Enabling HTTP/2 support is quite easy in the Total Uptime ADC-as-a-Service platform. In fact, if you’ve deployed SSL within the last few years, then HTTP/2 support is probably already active and ready to go on your packs in addition to HTTP/1.1.
In this article we’ll discuss a little bit about the history and benefits of HTTP/2 and where to look in the Total Uptime panel to ensure it is enabled for your web applications. If you already enabled WebSocket support, these settings are in the same place.
You may have heard of SPDY a number of years ago. If you have, then HTTP/2 will make a lot of sense to you because it was substantially derived from Google’s experimental SPDY protocol (pronounced Speedy).
The beauty of HTTP/2 is that it really is the next evolution or an extension of HTTP/1.x because it leaves alone its high-level semantics including verbs, methods, status codes, headers and URIs but vastly improves how data is transferred between the client and the server.

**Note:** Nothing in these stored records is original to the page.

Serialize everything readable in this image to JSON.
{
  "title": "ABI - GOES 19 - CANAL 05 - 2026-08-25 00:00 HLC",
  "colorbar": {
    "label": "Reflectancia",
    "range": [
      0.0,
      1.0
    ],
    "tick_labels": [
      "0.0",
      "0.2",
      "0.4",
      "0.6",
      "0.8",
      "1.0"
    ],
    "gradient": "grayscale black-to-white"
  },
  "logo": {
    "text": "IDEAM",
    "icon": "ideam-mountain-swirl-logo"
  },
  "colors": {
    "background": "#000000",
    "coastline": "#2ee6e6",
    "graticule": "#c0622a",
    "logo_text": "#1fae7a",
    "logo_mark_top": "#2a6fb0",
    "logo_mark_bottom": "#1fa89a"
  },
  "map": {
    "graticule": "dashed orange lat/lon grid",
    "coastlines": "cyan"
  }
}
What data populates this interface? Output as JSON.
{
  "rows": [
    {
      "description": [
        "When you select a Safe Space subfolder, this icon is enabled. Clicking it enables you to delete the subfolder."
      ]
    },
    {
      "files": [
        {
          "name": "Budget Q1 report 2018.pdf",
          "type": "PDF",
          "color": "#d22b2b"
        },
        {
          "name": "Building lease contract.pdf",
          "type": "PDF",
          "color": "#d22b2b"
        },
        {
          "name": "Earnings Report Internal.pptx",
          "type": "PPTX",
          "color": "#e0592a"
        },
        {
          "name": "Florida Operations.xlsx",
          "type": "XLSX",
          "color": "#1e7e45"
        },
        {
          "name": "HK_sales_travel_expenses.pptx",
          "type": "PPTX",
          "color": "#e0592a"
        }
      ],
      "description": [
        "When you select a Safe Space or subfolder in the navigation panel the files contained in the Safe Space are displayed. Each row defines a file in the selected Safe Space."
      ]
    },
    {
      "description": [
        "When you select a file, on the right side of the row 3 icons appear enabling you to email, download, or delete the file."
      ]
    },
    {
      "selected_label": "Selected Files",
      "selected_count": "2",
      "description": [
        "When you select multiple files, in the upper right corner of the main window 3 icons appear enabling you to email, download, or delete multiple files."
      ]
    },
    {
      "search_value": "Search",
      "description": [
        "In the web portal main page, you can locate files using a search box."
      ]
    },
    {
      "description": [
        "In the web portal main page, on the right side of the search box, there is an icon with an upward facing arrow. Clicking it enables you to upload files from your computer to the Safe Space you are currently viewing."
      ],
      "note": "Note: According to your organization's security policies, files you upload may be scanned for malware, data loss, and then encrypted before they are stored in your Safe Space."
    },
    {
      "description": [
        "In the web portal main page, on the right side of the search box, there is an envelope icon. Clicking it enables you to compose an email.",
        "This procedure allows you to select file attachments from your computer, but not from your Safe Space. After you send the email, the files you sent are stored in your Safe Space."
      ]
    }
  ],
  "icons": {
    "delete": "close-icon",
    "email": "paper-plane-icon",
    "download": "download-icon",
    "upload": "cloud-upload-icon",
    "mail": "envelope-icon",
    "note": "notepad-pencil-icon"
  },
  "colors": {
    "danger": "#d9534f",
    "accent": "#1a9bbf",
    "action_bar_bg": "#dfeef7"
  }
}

This is primarily accomplished with the implementation of multiplexing, which allows for significantly greater throughput, thus a massive performance boost some say is in excess of 50% to websites that traditionally make numerous requests for objects that make up a single page using HTTP/1.x. Interestingly, it also allows the server to push content to the client by essentially responding with more content than the client requested.
These big changes are at the low-layer with new binary framing (vs. plain text in HTTP/1.x) that dictates how all of the HTTP messages are encapsulated and transferred between the server and the client. The response queuing of HTTP/1.x and the resultant head-of-line blocking that drastically slowed things down is completely gone because HTTP/2 allows the client and server to break down HTTP messages into independent frames, multiplex them and stream them with weighted priorities on a single TCP connection that is now more efficiently utilized. The result is significantly improved browsing performance.
If you really want to learn the nuts and bolts of HTTP/2, then we suggest RFC7540 for your bedtime reading enjoyment.
In the Total Uptime panel, it’s easy to see if HTTP/2 is supported for your networking packs. There are two locations where you can check if it is enabled.
The first location to check is in the public facing port options dialog. This enables support between the client/user and Total Uptime. You’ll find these configuration options under the edge icon in the configuration builder. Click the edit icon beside your “SSL” port to see the configuration options as shown in the screenshot below.
Yes, the HTTP/2 setting is only in the SSL options dialog for two reasons. First, because major browsers (Firefox, Chrome, Safari, Opera, Edge) only support HTTP/2 over TLS, and even though it is technically possible to use over HTTP, we elected not to support it since no major browser does. Secondly, if you’re using TCP or SSL_PROXY, you would configure HTTP/2 on your device only since these are simply passthrough protocols whereas SSL is an optimization and potentially an offload protocol.
In the public facing port options dialog, you will see the HTTP Protocol selection box in the SSL Settings section as shown in the screenshot below.
The second location where HTTP/2 should be enabled is within the device itself. This enables support between Total Uptime and your device. To see the device configuration options, simply double-click it from the left navigation under “All Devices” as shown in the screenshot below.
Then, when in the device go to the ports and protocols tab and if you have SSL deployed for end-to-end communication from the client through to your device, you’ll see the option as shown in the screenshot below. If you don’t see it, then you don’t have SSL enabled.
Lastly, don’t forget to ensure it is enabled on your server. If it is a modern version such as IIS on Windows 2016 and newer, Apache 2.4.17 and newer, or Apache Tomcat 8.5 and newer, you’re probably already good to go.
To test if HTTP/2 is working through and through, this handy tool from Geekflare is what you’re looking for. Simply enter your domain name and it will run a live check.